Are search engines making us more racist?
According to Safiya Umoja Noble, a professor of communication at the University of Southern California, the answer is almost certainly yes.
Noble’s new book, Algorithms of Oppression: How Search Engines Reinforce Racism, challenges the idea that search engines like Google provide a level playing field for all ideas, values, and identities. She says they’re inherently discriminatory and favor the groups that designed them, as well as the companies that fund them.
This isn’t a trivial topic, especially in a world where people get more information from search engines than they do from teachers or libraries. For Noble, Google is not just telling people what they want to know but also determining what’s worth knowing in the first place.

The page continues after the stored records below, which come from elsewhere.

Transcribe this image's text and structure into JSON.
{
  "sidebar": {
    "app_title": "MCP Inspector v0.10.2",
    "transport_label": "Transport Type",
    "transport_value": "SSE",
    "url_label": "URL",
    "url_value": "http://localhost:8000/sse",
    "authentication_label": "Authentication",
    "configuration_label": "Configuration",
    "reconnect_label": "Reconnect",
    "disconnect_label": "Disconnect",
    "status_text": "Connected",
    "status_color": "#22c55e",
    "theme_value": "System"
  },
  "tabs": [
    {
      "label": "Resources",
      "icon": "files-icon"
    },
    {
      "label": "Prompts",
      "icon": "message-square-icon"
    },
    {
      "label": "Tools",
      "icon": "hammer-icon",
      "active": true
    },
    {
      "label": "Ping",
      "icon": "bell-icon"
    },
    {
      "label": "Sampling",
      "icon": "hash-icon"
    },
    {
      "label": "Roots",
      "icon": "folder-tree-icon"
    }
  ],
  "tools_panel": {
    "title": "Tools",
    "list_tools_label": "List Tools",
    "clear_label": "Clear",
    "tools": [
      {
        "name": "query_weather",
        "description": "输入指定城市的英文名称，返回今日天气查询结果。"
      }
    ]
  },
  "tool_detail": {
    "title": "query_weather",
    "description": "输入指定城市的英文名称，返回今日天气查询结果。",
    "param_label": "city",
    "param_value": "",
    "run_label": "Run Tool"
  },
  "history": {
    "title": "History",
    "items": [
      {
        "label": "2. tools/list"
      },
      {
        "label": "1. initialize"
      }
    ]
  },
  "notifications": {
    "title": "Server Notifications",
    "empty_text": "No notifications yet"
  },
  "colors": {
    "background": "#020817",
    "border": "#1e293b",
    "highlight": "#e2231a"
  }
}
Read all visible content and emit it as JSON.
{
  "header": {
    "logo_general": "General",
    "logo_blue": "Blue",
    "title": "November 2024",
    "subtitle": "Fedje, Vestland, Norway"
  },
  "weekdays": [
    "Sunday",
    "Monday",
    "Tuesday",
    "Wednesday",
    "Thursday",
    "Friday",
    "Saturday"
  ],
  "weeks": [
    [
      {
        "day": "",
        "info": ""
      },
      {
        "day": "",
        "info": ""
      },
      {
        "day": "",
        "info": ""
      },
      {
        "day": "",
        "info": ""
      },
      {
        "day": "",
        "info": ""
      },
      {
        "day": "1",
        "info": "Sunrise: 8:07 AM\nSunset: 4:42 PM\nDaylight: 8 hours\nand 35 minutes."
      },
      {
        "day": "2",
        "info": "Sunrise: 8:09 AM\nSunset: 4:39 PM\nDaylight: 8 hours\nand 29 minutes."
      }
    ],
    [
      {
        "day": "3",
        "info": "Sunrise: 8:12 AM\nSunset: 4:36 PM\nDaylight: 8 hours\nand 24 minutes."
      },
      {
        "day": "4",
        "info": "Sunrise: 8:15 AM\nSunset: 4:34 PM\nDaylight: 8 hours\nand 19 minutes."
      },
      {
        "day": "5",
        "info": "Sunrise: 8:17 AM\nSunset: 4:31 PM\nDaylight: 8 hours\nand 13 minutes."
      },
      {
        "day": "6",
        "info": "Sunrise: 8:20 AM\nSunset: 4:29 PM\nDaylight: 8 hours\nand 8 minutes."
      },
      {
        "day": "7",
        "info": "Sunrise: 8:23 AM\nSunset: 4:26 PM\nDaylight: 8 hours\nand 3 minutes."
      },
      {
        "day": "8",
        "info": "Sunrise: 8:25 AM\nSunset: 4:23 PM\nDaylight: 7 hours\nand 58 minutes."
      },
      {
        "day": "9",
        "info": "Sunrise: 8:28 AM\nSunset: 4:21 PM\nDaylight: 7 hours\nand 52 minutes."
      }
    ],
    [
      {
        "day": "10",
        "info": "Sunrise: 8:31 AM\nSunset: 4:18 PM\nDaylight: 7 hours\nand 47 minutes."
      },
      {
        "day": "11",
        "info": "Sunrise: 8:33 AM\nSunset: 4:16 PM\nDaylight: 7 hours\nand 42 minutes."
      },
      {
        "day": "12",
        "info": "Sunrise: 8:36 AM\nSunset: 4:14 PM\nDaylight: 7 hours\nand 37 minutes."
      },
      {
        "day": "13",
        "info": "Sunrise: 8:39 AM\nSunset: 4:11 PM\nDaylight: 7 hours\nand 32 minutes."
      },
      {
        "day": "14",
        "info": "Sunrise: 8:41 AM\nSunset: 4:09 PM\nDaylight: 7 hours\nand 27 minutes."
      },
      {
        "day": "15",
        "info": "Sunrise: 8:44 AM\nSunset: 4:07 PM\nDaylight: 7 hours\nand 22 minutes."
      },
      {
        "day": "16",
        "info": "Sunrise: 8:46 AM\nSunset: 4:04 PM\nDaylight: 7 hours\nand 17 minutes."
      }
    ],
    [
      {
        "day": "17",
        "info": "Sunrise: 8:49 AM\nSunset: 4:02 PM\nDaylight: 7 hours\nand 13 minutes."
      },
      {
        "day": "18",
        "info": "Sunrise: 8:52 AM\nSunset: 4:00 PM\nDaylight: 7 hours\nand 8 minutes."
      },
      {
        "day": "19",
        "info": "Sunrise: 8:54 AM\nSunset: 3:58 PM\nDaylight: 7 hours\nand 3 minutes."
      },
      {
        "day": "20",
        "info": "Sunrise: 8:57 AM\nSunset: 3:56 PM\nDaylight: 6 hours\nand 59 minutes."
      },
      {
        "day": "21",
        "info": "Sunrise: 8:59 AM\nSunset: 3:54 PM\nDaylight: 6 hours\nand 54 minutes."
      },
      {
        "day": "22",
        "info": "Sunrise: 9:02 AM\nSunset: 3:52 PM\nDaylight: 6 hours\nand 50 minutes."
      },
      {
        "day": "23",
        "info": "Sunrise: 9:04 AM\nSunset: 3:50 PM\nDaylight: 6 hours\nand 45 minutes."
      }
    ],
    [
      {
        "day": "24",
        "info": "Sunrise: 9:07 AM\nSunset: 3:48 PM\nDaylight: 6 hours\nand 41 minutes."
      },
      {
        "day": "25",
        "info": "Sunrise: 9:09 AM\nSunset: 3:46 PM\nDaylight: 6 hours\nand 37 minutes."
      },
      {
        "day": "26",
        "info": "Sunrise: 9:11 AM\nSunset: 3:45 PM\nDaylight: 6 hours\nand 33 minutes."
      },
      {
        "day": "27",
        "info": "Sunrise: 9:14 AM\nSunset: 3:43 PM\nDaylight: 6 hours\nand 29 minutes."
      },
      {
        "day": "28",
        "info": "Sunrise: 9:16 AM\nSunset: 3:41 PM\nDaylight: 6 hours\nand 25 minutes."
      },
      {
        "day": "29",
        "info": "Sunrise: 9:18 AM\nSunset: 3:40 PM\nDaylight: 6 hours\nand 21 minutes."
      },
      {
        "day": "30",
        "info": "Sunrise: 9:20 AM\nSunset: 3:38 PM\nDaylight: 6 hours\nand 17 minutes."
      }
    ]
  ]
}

I reached out to Noble last week to find out what she had learned about the unseen factors driving these algorithms, and what the consequences of ignoring them might be.
A lightly edited transcript of our conversation follows.